**Exercise aim**
The required answer is a copy of each line in the entries below that includes "name".

(Web page and app entries)
########

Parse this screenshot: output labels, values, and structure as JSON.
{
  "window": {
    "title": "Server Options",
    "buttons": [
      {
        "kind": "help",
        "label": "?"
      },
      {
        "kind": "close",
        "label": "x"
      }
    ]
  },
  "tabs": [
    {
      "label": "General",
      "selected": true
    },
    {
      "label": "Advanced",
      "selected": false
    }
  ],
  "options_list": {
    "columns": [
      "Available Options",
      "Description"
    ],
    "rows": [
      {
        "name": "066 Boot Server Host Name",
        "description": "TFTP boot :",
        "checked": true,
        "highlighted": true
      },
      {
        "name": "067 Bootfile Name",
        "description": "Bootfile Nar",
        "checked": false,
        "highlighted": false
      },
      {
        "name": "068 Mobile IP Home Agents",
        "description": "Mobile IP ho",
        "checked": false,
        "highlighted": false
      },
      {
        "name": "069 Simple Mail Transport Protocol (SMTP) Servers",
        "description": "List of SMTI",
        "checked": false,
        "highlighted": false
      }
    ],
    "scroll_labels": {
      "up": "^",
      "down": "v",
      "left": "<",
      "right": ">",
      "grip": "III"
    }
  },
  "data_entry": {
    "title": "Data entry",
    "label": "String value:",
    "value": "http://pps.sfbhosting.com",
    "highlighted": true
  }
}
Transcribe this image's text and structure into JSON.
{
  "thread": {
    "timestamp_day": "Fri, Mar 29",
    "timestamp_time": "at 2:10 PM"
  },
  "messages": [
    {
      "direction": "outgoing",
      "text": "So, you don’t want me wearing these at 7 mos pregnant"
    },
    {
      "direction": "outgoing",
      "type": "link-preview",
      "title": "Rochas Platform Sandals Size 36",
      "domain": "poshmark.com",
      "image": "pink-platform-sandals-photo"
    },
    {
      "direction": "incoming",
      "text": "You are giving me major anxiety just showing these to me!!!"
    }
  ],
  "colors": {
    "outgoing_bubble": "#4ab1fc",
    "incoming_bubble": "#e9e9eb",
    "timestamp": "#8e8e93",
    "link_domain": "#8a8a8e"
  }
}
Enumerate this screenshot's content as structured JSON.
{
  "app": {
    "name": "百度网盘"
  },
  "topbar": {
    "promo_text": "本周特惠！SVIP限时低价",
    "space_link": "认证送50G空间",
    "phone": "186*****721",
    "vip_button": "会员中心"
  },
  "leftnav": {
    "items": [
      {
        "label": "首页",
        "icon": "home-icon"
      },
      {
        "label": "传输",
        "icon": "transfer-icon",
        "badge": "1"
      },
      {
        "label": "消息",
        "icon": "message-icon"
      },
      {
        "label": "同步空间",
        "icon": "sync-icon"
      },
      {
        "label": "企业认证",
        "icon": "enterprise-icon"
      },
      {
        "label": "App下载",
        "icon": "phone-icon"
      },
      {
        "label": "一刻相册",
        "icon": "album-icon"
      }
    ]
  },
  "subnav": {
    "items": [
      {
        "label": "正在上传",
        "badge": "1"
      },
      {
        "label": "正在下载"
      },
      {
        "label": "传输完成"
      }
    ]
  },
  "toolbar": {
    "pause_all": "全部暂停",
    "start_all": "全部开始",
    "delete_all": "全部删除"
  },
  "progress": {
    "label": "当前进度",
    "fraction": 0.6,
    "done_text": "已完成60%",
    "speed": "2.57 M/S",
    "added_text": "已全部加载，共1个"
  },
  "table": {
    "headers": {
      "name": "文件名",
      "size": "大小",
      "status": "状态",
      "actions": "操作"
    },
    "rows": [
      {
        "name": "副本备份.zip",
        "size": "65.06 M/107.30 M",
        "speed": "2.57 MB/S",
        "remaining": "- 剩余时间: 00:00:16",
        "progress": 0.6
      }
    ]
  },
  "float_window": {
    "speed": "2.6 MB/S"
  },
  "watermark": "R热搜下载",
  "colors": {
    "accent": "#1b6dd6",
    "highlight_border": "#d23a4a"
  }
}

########

**Response**
        "name": "066 Boot Server Host Name",
        "name": "067 Bootfile Name",
        "name": "068 Mobile IP Home Agents",
        "name": "069 Simple Mail Transport Protocol (SMTP) Servers",
    "name": "百度网盘"
      "name": "文件名",
        "name": "副本备份.zip",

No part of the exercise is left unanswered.